WORK TASK:
Print out each entry without alteration, and keep the pictures out.
──────── DATA EXTRACTS
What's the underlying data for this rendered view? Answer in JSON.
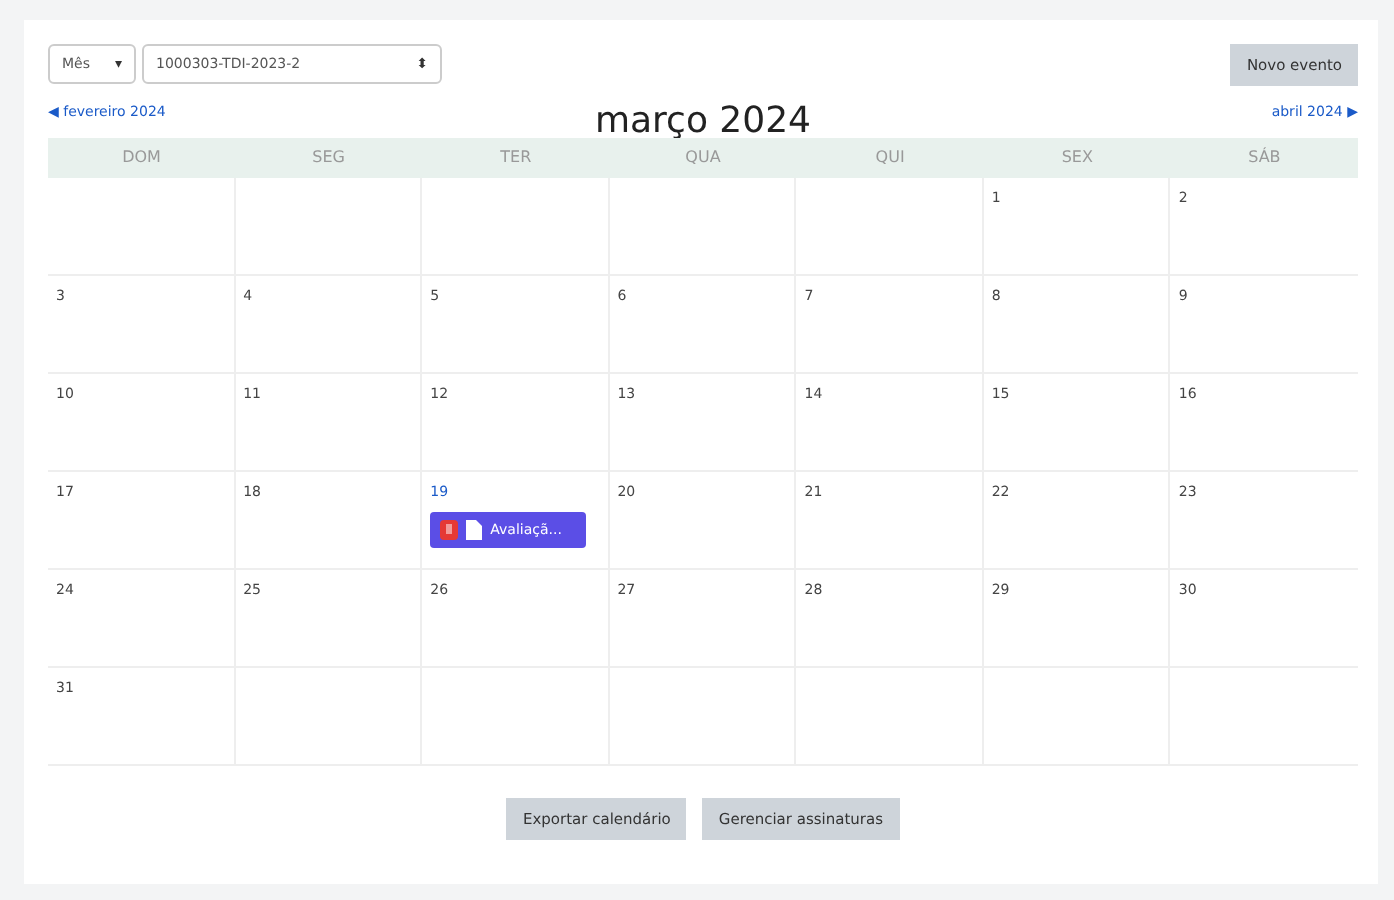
{
  "view_select": {
    "value": "Mês",
    "caret": "▾"
  },
  "course_select": {
    "value": "1000303-TDI-2023-2",
    "caret": "⬍"
  },
  "new_event_button": "Novo evento",
  "prev_month": {
    "arrow": "◀",
    "label": "fevereiro 2024"
  },
  "title": "março 2024",
  "next_month": {
    "arrow": "▶",
    "label": "abril 2024"
  },
  "weekdays": [
    "DOM",
    "SEG",
    "TER",
    "QUA",
    "QUI",
    "SEX",
    "SÁB"
  ],
  "weeks": [
    {
      "kind": "first",
      "days": [
        {
          "day": "1",
          "today": false
        },
        {
          "day": "2",
          "today": false
        }
      ]
    },
    {
      "kind": "full",
      "days": [
        {
          "day": "3",
          "today": false
        },
        {
          "day": "4",
          "today": false
        },
        {
          "day": "5",
          "today": false
        },
        {
          "day": "6",
          "today": false
        },
        {
          "day": "7",
          "today": false
        },
        {
          "day": "8",
          "today": false
        },
        {
          "day": "9",
          "today": false
        }
      ]
    },
    {
      "kind": "full",
      "days": [
        {
          "day": "10",
          "today": false
        },
        {
          "day": "11",
          "today": false
        },
        {
          "day": "12",
          "today": false
        },
        {
          "day": "13",
          "today": false
        },
        {
          "day": "14",
          "today": false
        },
        {
          "day": "15",
          "today": false
        },
        {
          "day": "16",
          "today": false
        }
      ]
    },
    {
      "kind": "full",
      "days": [
        {
          "day": "17",
          "today": false
        },
        {
          "day": "18",
          "today": false
        },
        {
          "day": "19",
          "today": true,
          "events": [
            {
              "label": "Avaliaçã...",
              "color": "#5b4ee6"
            }
          ]
        },
        {
          "day": "20",
          "today": false
        },
        {
          "day": "21",
          "today": false
        },
        {
          "day": "22",
          "today": false
        },
        {
          "day": "23",
          "today": false
        }
      ]
    },
    {
      "kind": "full",
      "days": [
        {
          "day": "24",
          "today": false
        },
        {
          "day": "25",
          "today": false
        },
        {
          "day": "26",
          "today": false
        },
        {
          "day": "27",
          "today": false
        },
        {
          "day": "28",
          "today": false
        },
        {
          "day": "29",
          "today": false
        },
        {
          "day": "30",
          "today": false
        }
      ]
    },
    {
      "kind": "last",
      "days": [
        {
          "day": "31",
          "today": false
        }
      ]
    }
  ],
  "footer_buttons": [
    "Exportar calendário",
    "Gerenciar assinaturas"
  ]
}
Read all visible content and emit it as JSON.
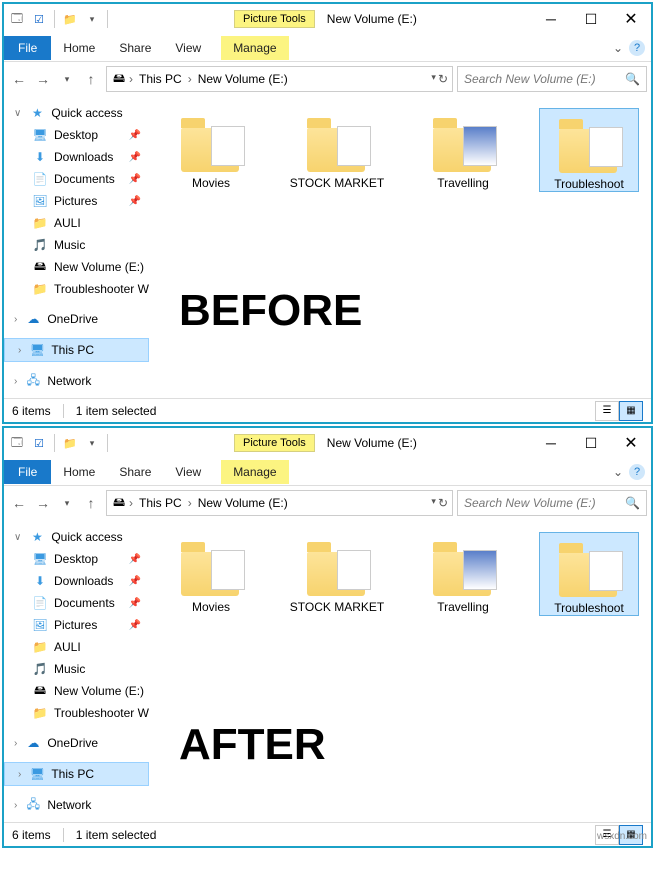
{
  "watermark": "wsxdn.com",
  "windows": [
    {
      "overlay": "BEFORE",
      "title": "New Volume (E:)",
      "contextTab": "Picture Tools",
      "ribbon": {
        "file": "File",
        "tabs": [
          "Home",
          "Share",
          "View"
        ],
        "manage": "Manage"
      },
      "breadcrumb": [
        "This PC",
        "New Volume (E:)"
      ],
      "searchPlaceholder": "Search New Volume (E:)",
      "nav": {
        "quickAccess": "Quick access",
        "items": [
          "Desktop",
          "Downloads",
          "Documents",
          "Pictures",
          "AULI",
          "Music",
          "New Volume (E:)",
          "Troubleshooter W"
        ],
        "oneDrive": "OneDrive",
        "thisPC": "This PC",
        "network": "Network"
      },
      "folders": [
        "Movies",
        "STOCK MARKET",
        "Travelling",
        "Troubleshoot"
      ],
      "selectedIndex": 3,
      "status": {
        "items": "6 items",
        "selected": "1 item selected"
      }
    },
    {
      "overlay": "AFTER",
      "title": "New Volume (E:)",
      "contextTab": "Picture Tools",
      "ribbon": {
        "file": "File",
        "tabs": [
          "Home",
          "Share",
          "View"
        ],
        "manage": "Manage"
      },
      "breadcrumb": [
        "This PC",
        "New Volume (E:)"
      ],
      "searchPlaceholder": "Search New Volume (E:)",
      "nav": {
        "quickAccess": "Quick access",
        "items": [
          "Desktop",
          "Downloads",
          "Documents",
          "Pictures",
          "AULI",
          "Music",
          "New Volume (E:)",
          "Troubleshooter W"
        ],
        "oneDrive": "OneDrive",
        "thisPC": "This PC",
        "network": "Network"
      },
      "folders": [
        "Movies",
        "STOCK MARKET",
        "Travelling",
        "Troubleshoot"
      ],
      "selectedIndex": 3,
      "status": {
        "items": "6 items",
        "selected": "1 item selected"
      }
    }
  ]
}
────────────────
TASK SOLUTION:
What's the underlying data for this rendered view? Answer in JSON.
{
  "view_select": {
    "value": "Mês",
    "caret": "▾"
  },
  "course_select": {
    "value": "1000303-TDI-2023-2",
    "caret": "⬍"
  },
  "new_event_button": "Novo evento",
  "prev_month": {
    "arrow": "◀",
    "label": "fevereiro 2024"
  },
  "title": "março 2024",
  "next_month": {
    "arrow": "▶",
    "label": "abril 2024"
  },
  "weekdays": [
    "DOM",
    "SEG",
    "TER",
    "QUA",
    "QUI",
    "SEX",
    "SÁB"
  ],
  "weeks": [
    {
      "kind": "first",
      "days": [
        {
          "day": "1",
          "today": false
        },
        {
          "day": "2",
          "today": false
        }
      ]
    },
    {
      "kind": "full",
      "days": [
        {
          "day": "3",
          "today": false
        },
        {
          "day": "4",
          "today": false
        },
        {
          "day": "5",
          "today": false
        },
        {
          "day": "6",
          "today": false
        },
        {
          "day": "7",
          "today": false
        },
        {
          "day": "8",
          "today": false
        },
        {
          "day": "9",
          "today": false
        }
      ]
    },
    {
      "kind": "full",
      "days": [
        {
          "day": "10",
          "today": false
        },
        {
          "day": "11",
          "today": false
        },
        {
          "day": "12",
          "today": false
        },
        {
          "day": "13",
          "today": false
        },
        {
          "day": "14",
          "today": false
        },
        {
          "day": "15",
          "today": false
        },
        {
          "day": "16",
          "today": false
        }
      ]
    },
    {
      "kind": "full",
      "days": [
        {
          "day": "17",
          "today": false
        },
        {
          "day": "18",
          "today": false
        },
        {
          "day": "19",
          "today": true,
          "events": [
            {
              "label": "Avaliaçã...",
              "color": "#5b4ee6"
            }
          ]
        },
        {
          "day": "20",
          "today": false
        },
        {
          "day": "21",
          "today": false
        },
        {
          "day": "22",
          "today": false
        },
        {
          "day": "23",
          "today": false
        }
      ]
    },
    {
      "kind": "full",
      "days": [
        {
          "day": "24",
          "today": false
        },
        {
          "day": "25",
          "today": false
        },
        {
          "day": "26",
          "today": false
        },
        {
          "day": "27",
          "today": false
        },
        {
          "day": "28",
          "today": false
        },
        {
          "day": "29",
          "today": false
        },
        {
          "day": "30",
          "today": false
        }
      ]
    },
    {
      "kind": "last",
      "days": [
        {
          "day": "31",
          "today": false
        }
      ]
    }
  ],
  "footer_buttons": [
    "Exportar calendário",
    "Gerenciar assinaturas"
  ]
}
Read all visible content and emit it as JSON.
{
  "watermark": "wsxdn.com",
  "windows": [
    {
      "overlay": "BEFORE",
      "title": "New Volume (E:)",
      "contextTab": "Picture Tools",
      "ribbon": {
        "file": "File",
        "tabs": [
          "Home",
          "Share",
          "View"
        ],
        "manage": "Manage"
      },
      "breadcrumb": [
        "This PC",
        "New Volume (E:)"
      ],
      "searchPlaceholder": "Search New Volume (E:)",
      "nav": {
        "quickAccess": "Quick access",
        "items": [
          "Desktop",
          "Downloads",
          "Documents",
          "Pictures",
          "AULI",
          "Music",
          "New Volume (E:)",
          "Troubleshooter W"
        ],
        "oneDrive": "OneDrive",
        "thisPC": "This PC",
        "network": "Network"
      },
      "folders": [
        "Movies",
        "STOCK MARKET",
        "Travelling",
        "Troubleshoot"
      ],
      "selectedIndex": 3,
      "status": {
        "items": "6 items",
        "selected": "1 item selected"
      }
    },
    {
      "overlay": "AFTER",
      "title": "New Volume (E:)",
      "contextTab": "Picture Tools",
      "ribbon": {
        "file": "File",
        "tabs": [
          "Home",
          "Share",
          "View"
        ],
        "manage": "Manage"
      },
      "breadcrumb": [
        "This PC",
        "New Volume (E:)"
      ],
      "searchPlaceholder": "Search New Volume (E:)",
      "nav": {
        "quickAccess": "Quick access",
        "items": [
          "Desktop",
          "Downloads",
          "Documents",
          "Pictures",
          "AULI",
          "Music",
          "New Volume (E:)",
          "Troubleshooter W"
        ],
        "oneDrive": "OneDrive",
        "thisPC": "This PC",
        "network": "Network"
      },
      "folders": [
        "Movies",
        "STOCK MARKET",
        "Travelling",
        "Troubleshoot"
      ],
      "selectedIndex": 3,
      "status": {
        "items": "6 items",
        "selected": "1 item selected"
      }
    }
  ]
}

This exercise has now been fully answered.